[Opening RECORDS SUPPLIED section]

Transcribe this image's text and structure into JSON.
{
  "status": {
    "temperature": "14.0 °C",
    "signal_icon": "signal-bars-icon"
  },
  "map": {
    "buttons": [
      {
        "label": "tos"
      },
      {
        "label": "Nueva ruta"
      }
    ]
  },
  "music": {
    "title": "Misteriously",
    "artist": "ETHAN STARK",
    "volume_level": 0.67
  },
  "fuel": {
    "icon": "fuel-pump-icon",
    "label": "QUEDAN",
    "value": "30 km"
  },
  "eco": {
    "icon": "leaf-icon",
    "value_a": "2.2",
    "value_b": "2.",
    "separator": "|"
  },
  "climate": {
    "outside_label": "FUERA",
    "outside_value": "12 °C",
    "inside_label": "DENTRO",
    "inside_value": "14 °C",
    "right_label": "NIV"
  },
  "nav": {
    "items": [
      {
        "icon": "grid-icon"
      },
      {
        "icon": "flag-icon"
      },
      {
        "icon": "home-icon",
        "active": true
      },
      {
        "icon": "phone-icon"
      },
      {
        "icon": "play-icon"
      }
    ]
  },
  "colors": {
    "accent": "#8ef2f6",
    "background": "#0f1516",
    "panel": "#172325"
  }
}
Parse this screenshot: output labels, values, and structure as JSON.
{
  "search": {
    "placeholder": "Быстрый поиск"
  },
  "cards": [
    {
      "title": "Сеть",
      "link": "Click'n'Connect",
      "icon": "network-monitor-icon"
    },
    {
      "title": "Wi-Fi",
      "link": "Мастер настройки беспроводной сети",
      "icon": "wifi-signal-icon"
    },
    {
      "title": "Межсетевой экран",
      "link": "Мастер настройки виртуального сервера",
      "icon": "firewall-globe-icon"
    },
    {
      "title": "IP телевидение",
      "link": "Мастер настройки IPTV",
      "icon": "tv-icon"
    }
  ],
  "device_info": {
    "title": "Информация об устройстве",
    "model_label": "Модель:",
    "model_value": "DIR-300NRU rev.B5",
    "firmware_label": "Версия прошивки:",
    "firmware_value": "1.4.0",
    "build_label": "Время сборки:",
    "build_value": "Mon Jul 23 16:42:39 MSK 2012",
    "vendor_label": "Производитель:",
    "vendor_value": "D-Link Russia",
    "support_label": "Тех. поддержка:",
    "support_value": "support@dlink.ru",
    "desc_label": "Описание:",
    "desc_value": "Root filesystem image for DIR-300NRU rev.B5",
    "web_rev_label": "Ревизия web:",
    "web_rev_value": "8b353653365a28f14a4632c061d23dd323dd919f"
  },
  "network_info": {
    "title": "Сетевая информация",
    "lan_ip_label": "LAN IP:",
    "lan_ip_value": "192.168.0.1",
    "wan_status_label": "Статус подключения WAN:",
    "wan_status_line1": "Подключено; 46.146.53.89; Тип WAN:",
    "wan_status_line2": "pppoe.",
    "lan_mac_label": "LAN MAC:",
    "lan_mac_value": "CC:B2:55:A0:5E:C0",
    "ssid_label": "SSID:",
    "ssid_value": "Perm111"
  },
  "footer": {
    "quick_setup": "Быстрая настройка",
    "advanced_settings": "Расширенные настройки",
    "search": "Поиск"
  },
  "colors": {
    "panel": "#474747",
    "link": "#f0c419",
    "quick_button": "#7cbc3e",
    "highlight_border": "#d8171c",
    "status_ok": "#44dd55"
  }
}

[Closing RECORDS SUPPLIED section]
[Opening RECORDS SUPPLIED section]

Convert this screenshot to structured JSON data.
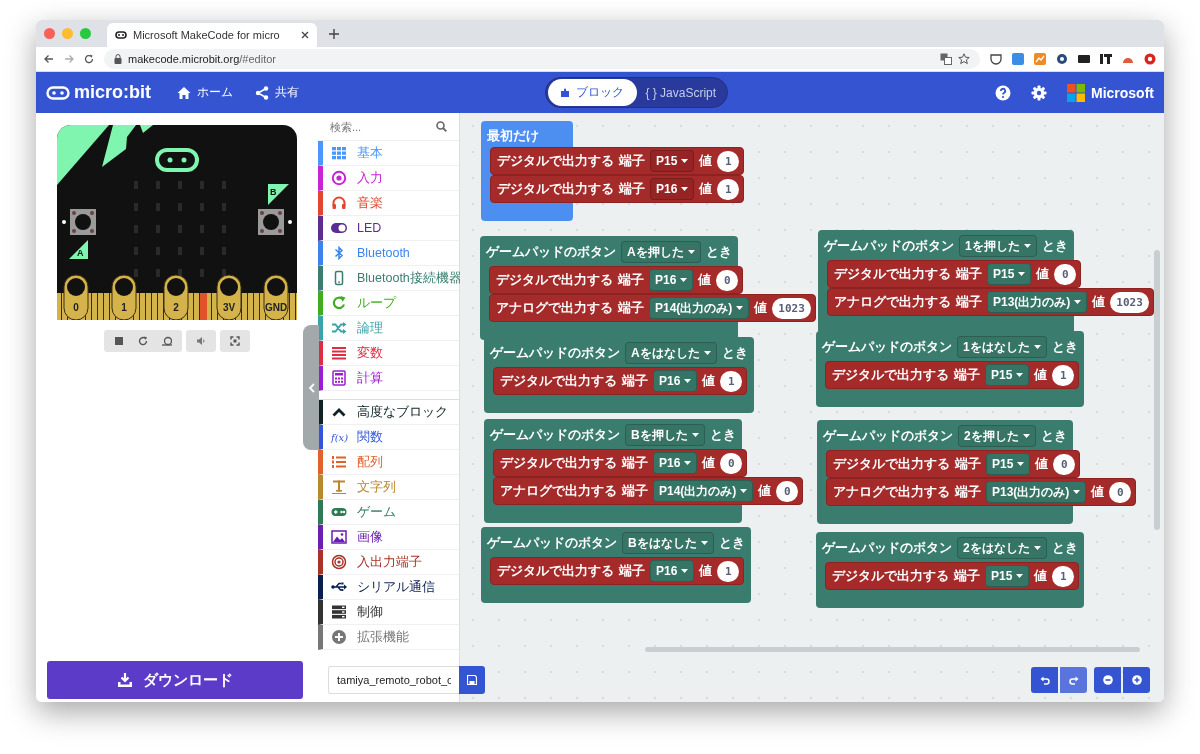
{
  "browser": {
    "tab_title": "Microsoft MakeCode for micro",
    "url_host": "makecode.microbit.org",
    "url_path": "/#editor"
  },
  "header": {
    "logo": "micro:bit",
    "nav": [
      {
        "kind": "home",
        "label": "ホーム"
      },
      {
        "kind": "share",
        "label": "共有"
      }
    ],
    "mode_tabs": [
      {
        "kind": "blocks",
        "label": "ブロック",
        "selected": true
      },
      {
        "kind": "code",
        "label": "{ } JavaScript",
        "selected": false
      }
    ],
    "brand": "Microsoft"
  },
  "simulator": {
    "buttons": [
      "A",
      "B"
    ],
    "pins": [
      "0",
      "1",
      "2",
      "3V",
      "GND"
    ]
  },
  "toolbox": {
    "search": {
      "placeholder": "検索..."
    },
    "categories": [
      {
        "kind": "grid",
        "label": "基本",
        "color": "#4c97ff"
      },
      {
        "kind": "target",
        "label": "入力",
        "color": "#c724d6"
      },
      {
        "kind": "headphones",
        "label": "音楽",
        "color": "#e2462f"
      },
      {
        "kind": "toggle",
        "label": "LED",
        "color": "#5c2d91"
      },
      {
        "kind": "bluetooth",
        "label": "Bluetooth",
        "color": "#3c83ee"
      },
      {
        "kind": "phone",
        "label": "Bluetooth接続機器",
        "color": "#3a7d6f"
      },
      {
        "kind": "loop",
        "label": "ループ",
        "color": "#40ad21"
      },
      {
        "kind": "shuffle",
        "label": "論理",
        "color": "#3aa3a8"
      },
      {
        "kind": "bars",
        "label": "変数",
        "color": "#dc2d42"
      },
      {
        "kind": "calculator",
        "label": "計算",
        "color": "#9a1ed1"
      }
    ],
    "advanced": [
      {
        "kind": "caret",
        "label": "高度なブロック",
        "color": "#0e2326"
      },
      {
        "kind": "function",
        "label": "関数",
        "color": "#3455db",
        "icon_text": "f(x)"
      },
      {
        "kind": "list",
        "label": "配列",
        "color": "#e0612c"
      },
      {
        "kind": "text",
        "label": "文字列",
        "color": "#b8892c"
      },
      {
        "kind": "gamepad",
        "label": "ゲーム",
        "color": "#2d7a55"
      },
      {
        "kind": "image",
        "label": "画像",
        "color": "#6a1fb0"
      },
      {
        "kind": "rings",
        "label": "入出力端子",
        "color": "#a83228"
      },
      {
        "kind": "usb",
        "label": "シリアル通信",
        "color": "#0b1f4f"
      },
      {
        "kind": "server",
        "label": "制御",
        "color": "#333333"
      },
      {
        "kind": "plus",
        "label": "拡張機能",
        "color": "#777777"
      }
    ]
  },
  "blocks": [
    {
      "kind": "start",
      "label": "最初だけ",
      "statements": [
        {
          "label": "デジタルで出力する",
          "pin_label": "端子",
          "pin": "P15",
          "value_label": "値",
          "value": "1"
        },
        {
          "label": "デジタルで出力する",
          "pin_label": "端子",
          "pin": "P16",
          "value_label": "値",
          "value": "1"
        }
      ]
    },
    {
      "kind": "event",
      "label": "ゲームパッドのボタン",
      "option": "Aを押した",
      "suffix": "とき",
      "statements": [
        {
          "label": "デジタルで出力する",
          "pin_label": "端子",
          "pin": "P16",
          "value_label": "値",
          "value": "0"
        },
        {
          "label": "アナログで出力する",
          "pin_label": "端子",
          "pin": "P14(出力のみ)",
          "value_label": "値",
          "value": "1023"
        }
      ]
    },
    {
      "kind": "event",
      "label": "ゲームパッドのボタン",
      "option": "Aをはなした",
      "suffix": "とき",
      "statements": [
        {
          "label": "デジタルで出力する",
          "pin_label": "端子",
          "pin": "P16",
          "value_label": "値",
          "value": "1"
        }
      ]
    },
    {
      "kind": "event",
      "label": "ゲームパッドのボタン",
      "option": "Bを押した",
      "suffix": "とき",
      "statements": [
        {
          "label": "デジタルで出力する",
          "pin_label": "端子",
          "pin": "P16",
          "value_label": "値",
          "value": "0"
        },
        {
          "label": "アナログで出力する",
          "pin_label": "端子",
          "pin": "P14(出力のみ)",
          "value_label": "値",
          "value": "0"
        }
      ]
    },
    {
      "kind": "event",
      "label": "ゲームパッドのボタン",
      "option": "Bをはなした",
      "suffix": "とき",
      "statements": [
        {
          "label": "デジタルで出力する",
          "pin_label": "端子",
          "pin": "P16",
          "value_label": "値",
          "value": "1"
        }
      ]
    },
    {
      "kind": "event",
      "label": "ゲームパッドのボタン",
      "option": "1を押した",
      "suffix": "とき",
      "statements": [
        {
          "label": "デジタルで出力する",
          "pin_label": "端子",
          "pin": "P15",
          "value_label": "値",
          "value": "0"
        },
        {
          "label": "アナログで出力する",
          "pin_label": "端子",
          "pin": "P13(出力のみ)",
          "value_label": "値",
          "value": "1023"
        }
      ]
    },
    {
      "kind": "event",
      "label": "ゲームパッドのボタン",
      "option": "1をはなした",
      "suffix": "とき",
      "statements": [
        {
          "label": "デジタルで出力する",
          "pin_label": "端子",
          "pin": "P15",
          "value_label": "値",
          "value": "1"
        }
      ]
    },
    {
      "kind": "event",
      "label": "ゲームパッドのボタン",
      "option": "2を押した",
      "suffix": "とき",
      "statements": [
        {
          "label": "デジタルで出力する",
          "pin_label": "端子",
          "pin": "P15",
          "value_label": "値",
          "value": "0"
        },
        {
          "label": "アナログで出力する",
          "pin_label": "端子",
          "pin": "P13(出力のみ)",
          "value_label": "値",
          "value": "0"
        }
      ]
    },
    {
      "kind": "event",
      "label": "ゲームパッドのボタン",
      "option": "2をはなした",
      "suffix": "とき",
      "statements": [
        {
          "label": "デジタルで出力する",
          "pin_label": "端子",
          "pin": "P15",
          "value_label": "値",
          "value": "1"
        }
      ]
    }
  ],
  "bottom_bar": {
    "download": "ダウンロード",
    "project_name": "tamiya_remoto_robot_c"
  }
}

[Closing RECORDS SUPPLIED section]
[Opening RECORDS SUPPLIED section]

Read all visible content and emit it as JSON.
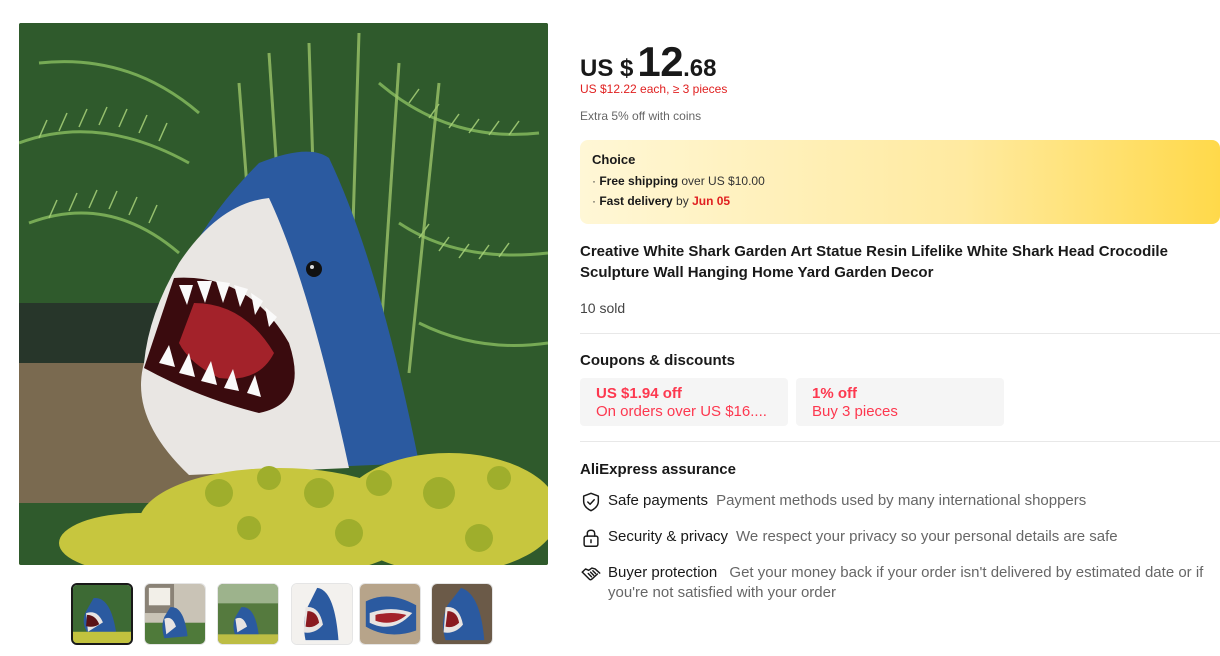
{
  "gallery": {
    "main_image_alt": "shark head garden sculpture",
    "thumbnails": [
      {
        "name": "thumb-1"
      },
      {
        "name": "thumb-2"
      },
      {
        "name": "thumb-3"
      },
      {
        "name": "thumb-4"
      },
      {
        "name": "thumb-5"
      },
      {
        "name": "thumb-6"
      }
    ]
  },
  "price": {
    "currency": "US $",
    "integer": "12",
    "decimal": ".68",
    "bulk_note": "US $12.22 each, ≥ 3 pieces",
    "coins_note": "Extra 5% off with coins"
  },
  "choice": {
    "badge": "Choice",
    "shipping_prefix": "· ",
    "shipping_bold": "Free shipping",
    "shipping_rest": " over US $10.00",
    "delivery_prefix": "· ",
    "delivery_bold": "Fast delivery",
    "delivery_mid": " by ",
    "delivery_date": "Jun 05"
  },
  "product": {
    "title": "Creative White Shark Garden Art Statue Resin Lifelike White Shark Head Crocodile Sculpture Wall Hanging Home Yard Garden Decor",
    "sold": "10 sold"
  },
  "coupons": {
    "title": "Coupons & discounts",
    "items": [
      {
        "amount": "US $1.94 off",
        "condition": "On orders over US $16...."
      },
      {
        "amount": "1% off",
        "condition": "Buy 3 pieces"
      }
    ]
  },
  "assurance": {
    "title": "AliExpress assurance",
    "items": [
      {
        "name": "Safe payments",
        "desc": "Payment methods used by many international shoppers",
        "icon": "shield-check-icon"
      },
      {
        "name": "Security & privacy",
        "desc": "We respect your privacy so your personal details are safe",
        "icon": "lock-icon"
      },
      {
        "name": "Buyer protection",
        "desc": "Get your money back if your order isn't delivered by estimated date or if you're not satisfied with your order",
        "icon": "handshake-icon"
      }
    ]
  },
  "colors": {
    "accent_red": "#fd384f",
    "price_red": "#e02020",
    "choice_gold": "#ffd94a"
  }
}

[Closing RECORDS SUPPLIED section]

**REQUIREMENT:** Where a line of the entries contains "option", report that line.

**SOLUTION TO THE EXERCISE:**
      "option": "Aを押した",
      "option": "Aをはなした",
      "option": "Bを押した",
      "option": "Bをはなした",
      "option": "1を押した",
      "option": "1をはなした",
      "option": "2を押した",
      "option": "2をはなした",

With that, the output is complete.